Pearl Harbor is a U.S. naval base near Honolulu, Hawaii, that was the scene of a devastating surprise attack by Japanese forces on December 7, 1941. Just before 8 a.m. on that Sunday morning, hundreds of Japanese fighter planes descended on the base, where they managed to destroy or damage nearly 20 American naval vessels, including eight battleships, and over 300 airplanes. More than 2,400 Americans died in the attack, including civilians, and another 1,000 people were wounded. The day after the assault, President Franklin D. Roosevelt asked Congress to declare war on Japan.
Japan and the Path to War
The attack on Pearl Harbor was a surprise, but Japan and the United States had been edging toward war for decades.
The United States was particularly unhappy with Japan’s increasingly belligerent attitude toward China. The Japanese government believed that the only way to solve its economic and demographic problems was to expand into its neighbor’s territory and take over its import market.
To this end, Japan declared war on China in 1937, resulting in the Nanking Massacre and other atrocities.

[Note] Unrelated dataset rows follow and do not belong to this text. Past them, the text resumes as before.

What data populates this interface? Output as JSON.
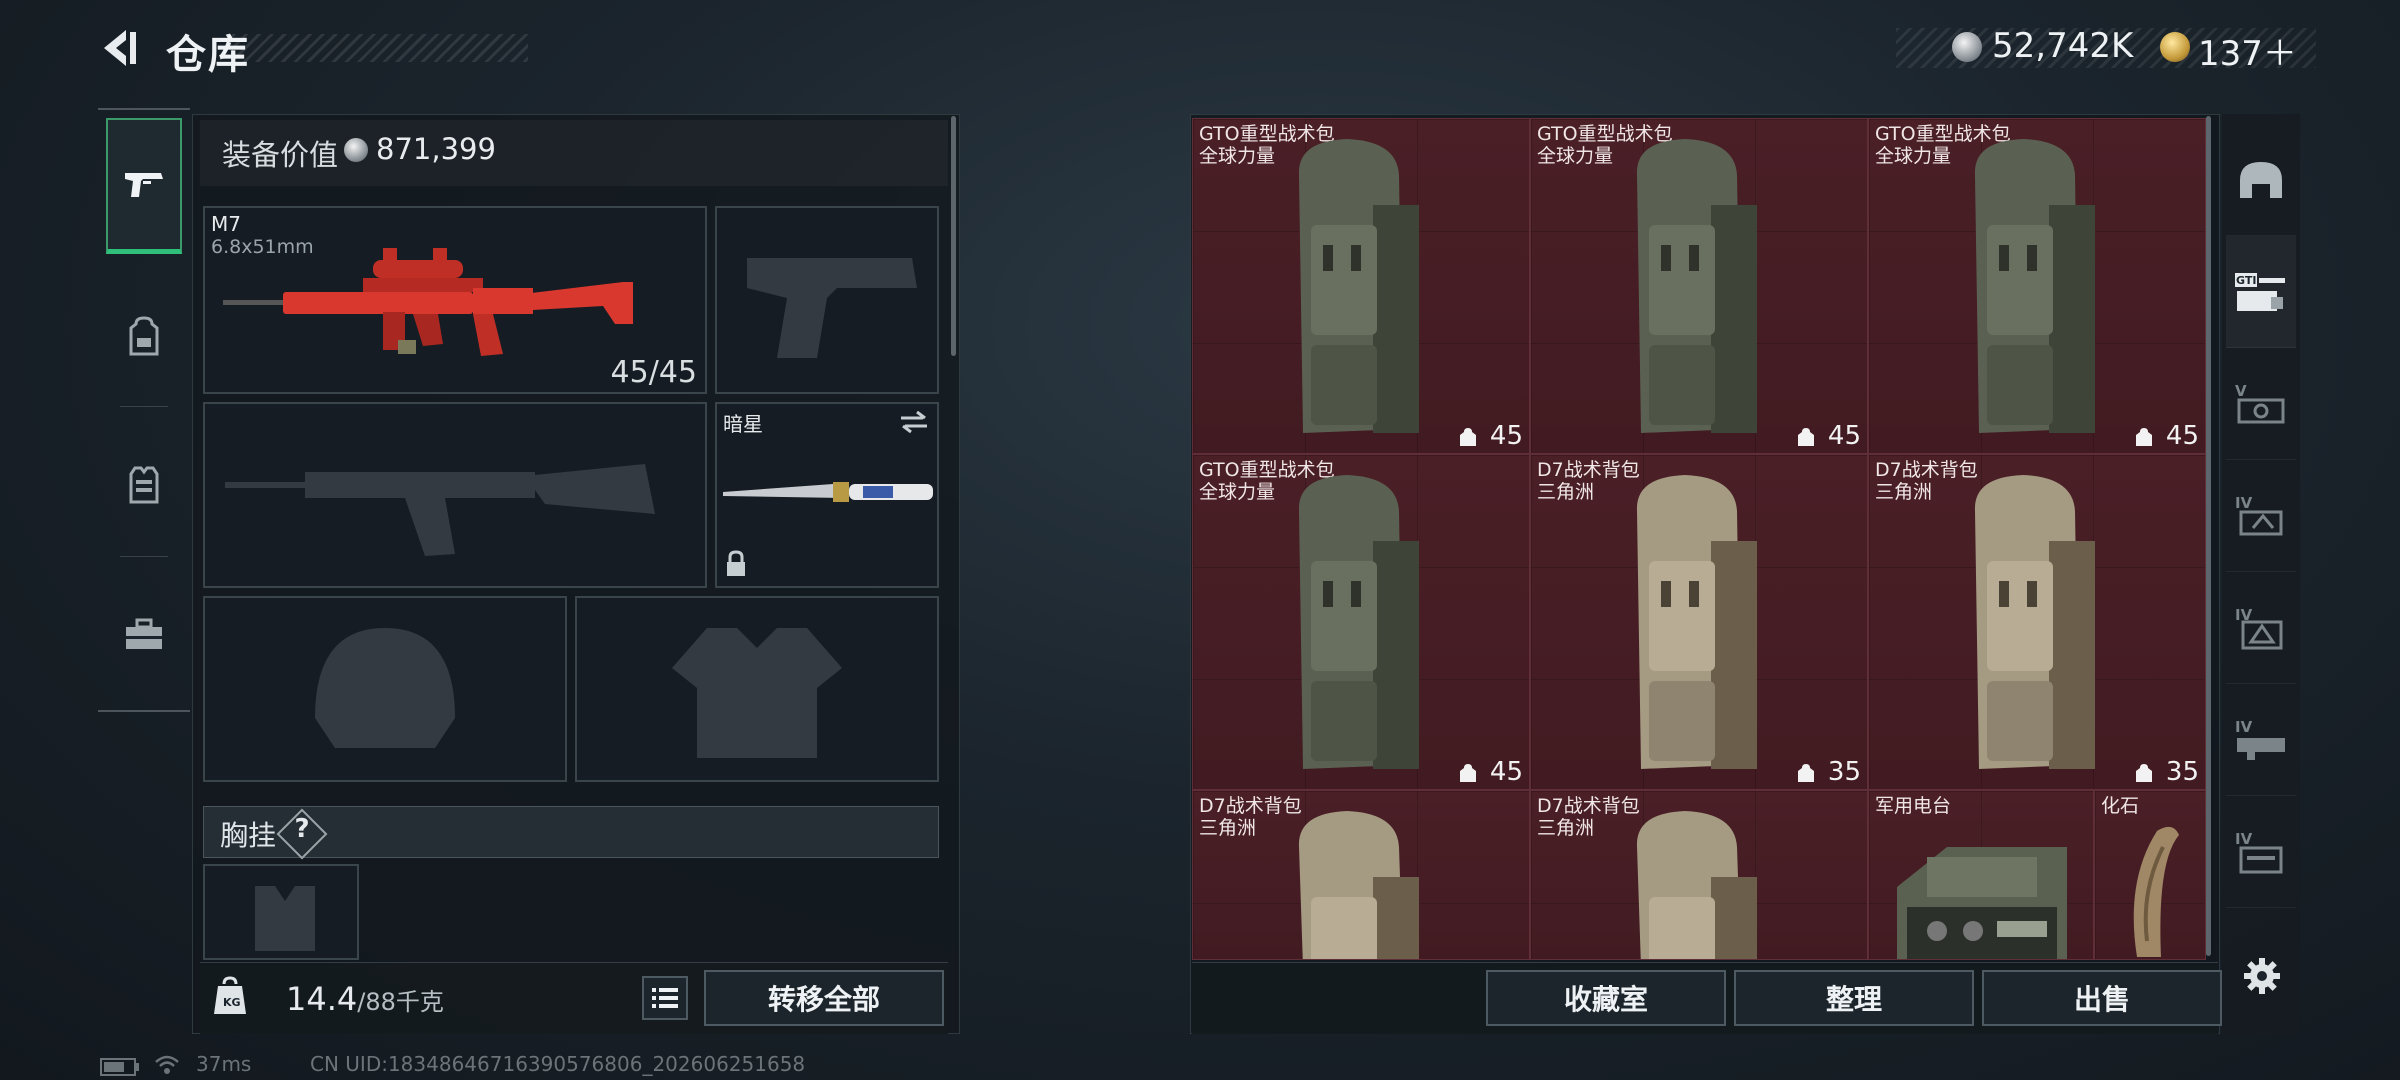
{
  "header": {
    "title": "仓库"
  },
  "currency": [
    {
      "value": "52,742K",
      "icon": "silver-coin-icon"
    },
    {
      "value": "137＋",
      "icon": "gold-coin-icon"
    }
  ],
  "left_tabs": [
    {
      "name": "weapons",
      "icon": "pistol-icon",
      "active": true
    },
    {
      "name": "backpack",
      "icon": "backpack-icon",
      "active": false
    },
    {
      "name": "vest",
      "icon": "vest-icon",
      "active": false
    },
    {
      "name": "toolbox",
      "icon": "toolbox-icon",
      "active": false
    }
  ],
  "equipment": {
    "value_label": "装备价值",
    "value": "871,399",
    "primary": {
      "name": "M7",
      "caliber": "6.8x51mm",
      "ammo": "45/45",
      "color": "#d9382e"
    },
    "melee": {
      "name": "暗星",
      "locked": true
    },
    "chest_section": {
      "label": "胸挂",
      "help": "?"
    },
    "weight": {
      "current": "14.4",
      "max": "/88千克"
    },
    "transfer_all_label": "转移全部"
  },
  "inventory": {
    "items": [
      {
        "name": "GTO重型战术包",
        "sub": "全球力量",
        "capacity": "45",
        "tone": "green"
      },
      {
        "name": "GTO重型战术包",
        "sub": "全球力量",
        "capacity": "45",
        "tone": "green"
      },
      {
        "name": "GTO重型战术包",
        "sub": "全球力量",
        "capacity": "45",
        "tone": "green"
      },
      {
        "name": "GTO重型战术包",
        "sub": "全球力量",
        "capacity": "45",
        "tone": "green"
      },
      {
        "name": "D7战术背包",
        "sub": "三角洲",
        "capacity": "35",
        "tone": "tan"
      },
      {
        "name": "D7战术背包",
        "sub": "三角洲",
        "capacity": "35",
        "tone": "tan"
      },
      {
        "name": "D7战术背包",
        "sub": "三角洲",
        "capacity": "",
        "tone": "tan"
      },
      {
        "name": "D7战术背包",
        "sub": "三角洲",
        "capacity": "",
        "tone": "tan"
      },
      {
        "name": "军用电台",
        "sub": "",
        "capacity": "",
        "tone": "radio"
      },
      {
        "name": "化石",
        "sub": "",
        "capacity": "",
        "tone": "fossil"
      }
    ],
    "buttons": {
      "collection": "收藏室",
      "sort": "整理",
      "sell": "出售"
    }
  },
  "filters": [
    {
      "icon": "helmet-filter-icon",
      "label": ""
    },
    {
      "icon": "gti-filter-icon",
      "label": "GTI"
    },
    {
      "icon": "tier5-filter-icon",
      "label": "V"
    },
    {
      "icon": "tier4-filter-icon",
      "label": "IV"
    },
    {
      "icon": "tier4-armor-filter-icon",
      "label": "IV"
    },
    {
      "icon": "tier4-rig-filter-icon",
      "label": "IV"
    },
    {
      "icon": "tier4-bag-filter-icon",
      "label": "IV"
    }
  ],
  "status": {
    "ping": "37ms",
    "uid": "CN UID:18348646716390576806_202606251658"
  },
  "colors": {
    "accent_green": "#2fbf7a",
    "cell_red": "#4a1f26",
    "panel": "#12181d"
  }
}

American officials responded to this aggression with a battery of economic sanctions and trade embargoes. They reasoned that without access to money and goods, and especially essential supplies like oil, Japan would have to rein in its expansionism.